Eu Withdrawal Agreement Key Points

The withdrawal agreement between the United Kingdom and the European Union has been widely discussed in recent years. Since Britain voted to leave the EU in 2016, negotiations over the terms of this withdrawal have been ongoing. Here are some key points to understand about the EU withdrawal agreement:

1. Transition period: The agreement provides for a transition period until the end of 2020. During this period, the UK will continue to follow EU rules and regulations while negotiations continue on the future relationship between the two parties. This transition period has since been extended to December 31, 2021.

2. Divorce bill: The UK has agreed to pay a financial settlement to the EU to cover its outstanding commitments and liabilities. The exact amount has been estimated to be around £39 billion.

3. Citizens` rights: The agreement outlines the rights of EU citizens living in the UK and UK citizens living in the EU. These rights include the ability to continue living and working in their respective locations and retaining access to certain benefits.

4. Northern Ireland: A major issue during the negotiations has been how to handle the border between Northern Ireland, which is part of the UK, and the Republic of Ireland, which is an EU member state.
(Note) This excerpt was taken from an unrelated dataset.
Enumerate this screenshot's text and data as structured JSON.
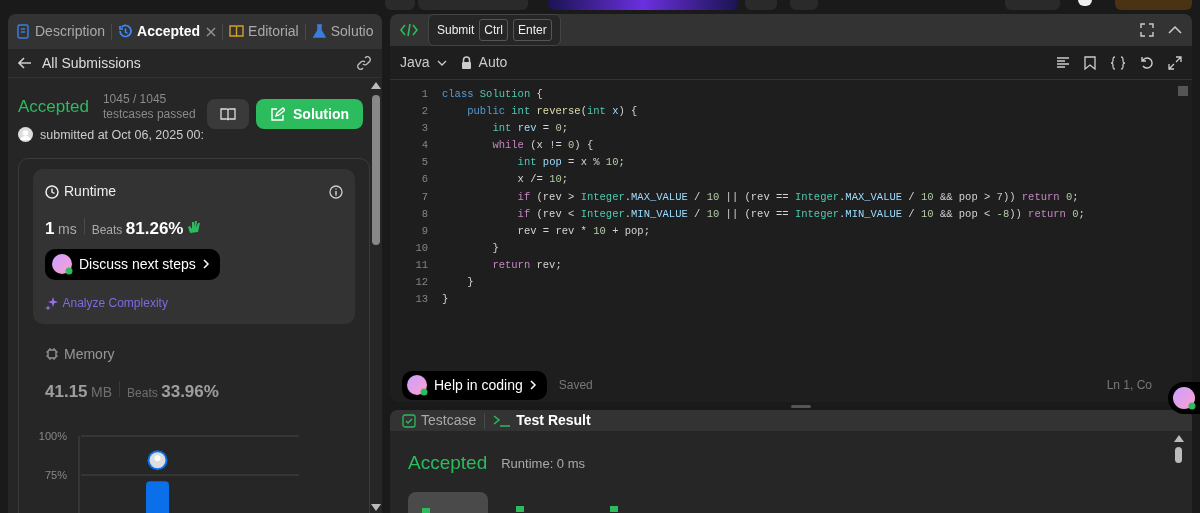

The agreement provides for a « backstop » arrangement that would keep Northern Ireland aligned with some EU rules if a new trade deal between the UK and EU cannot be reached.

5. Future trade: The agreement provides a framework for future trade negotiations between the UK and the EU. The two parties will aim to negotiate a free trade agreement, but the details of this agreement will not be finalized until after the transition period has ended.

It is important to note that the withdrawal agreement is not the final deal between the UK and the EU. Rather, it is a framework for negotiations on the future relationship between these two entities. As negotiations continue, keep an eye on how these key points are addressed and how they may impact the UK and the EU moving forward.